Beyond the sheer cost and complexity of these regulations, what is perhaps most frustrating is the EPA’s ignorance of the huge strides the energy and manufacturing sectors have made in reducing emissions. Refineries have reduced emissions by 13.5 percent since 2006. During the same period, the electric power industry’s emissions have declined by 10 percent, and across the entire industrial sector, emissions have declined 6 percent since 2005.
This progress comes from technological innovation that increases efficiency, but it’s also the result of a concerted effort by industry to invest in efficiency. The refinery sector alone has spent $132 billion since 1990 to improve its environmental performance.
The EPA’s power grab will have terrible consequences for America’s economic bright spot. Should the regulatory state continue to run amok, our energy and manufacturing booms will subside, and the United States will have to once again look abroad for its resources, rather than producing them domestically and selling the surplus to the rest of the world.
Charles Drevna is president of the American Fuel and Petrochemical Manufacturers.

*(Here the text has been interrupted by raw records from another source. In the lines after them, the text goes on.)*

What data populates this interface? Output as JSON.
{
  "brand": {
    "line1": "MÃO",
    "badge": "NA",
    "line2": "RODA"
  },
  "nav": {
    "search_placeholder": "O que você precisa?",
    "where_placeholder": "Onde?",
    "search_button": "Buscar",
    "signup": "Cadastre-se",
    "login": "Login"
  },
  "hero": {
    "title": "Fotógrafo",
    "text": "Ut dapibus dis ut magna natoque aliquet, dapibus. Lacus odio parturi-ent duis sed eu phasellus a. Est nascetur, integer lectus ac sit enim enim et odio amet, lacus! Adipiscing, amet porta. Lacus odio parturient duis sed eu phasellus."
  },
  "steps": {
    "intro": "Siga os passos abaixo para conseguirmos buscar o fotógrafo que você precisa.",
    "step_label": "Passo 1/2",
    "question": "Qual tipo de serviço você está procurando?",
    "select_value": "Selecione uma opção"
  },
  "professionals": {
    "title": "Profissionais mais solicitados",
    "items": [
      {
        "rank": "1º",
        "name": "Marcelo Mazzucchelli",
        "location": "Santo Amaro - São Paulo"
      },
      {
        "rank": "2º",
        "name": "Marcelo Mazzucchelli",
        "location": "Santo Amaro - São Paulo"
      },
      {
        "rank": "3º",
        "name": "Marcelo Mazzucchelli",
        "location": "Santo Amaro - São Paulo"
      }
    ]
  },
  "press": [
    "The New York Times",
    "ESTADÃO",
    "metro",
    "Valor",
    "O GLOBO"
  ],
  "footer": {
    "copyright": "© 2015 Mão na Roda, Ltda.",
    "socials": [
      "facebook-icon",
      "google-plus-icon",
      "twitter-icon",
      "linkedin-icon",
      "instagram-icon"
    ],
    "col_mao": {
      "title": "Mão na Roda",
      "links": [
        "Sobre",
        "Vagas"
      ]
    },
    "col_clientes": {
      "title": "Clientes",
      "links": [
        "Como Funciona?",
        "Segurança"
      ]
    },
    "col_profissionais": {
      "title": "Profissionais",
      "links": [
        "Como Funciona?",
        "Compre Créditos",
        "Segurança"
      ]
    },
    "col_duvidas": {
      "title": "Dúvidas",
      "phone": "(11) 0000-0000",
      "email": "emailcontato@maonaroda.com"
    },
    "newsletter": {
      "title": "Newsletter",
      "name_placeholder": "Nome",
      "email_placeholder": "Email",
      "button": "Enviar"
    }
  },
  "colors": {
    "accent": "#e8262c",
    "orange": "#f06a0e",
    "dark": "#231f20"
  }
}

Vice President Joe Biden waits to conduct a mock swearing-in ceremony with Sen. Brian Schatz, D-Hawaii, in the Capitol's Old Senate Chamber, December 2, 2014. Schatz was sworn in to serve the remainder of his term since he was appointed to the seat after Sen. Daniel Inouye, D-Hawaii, passed away.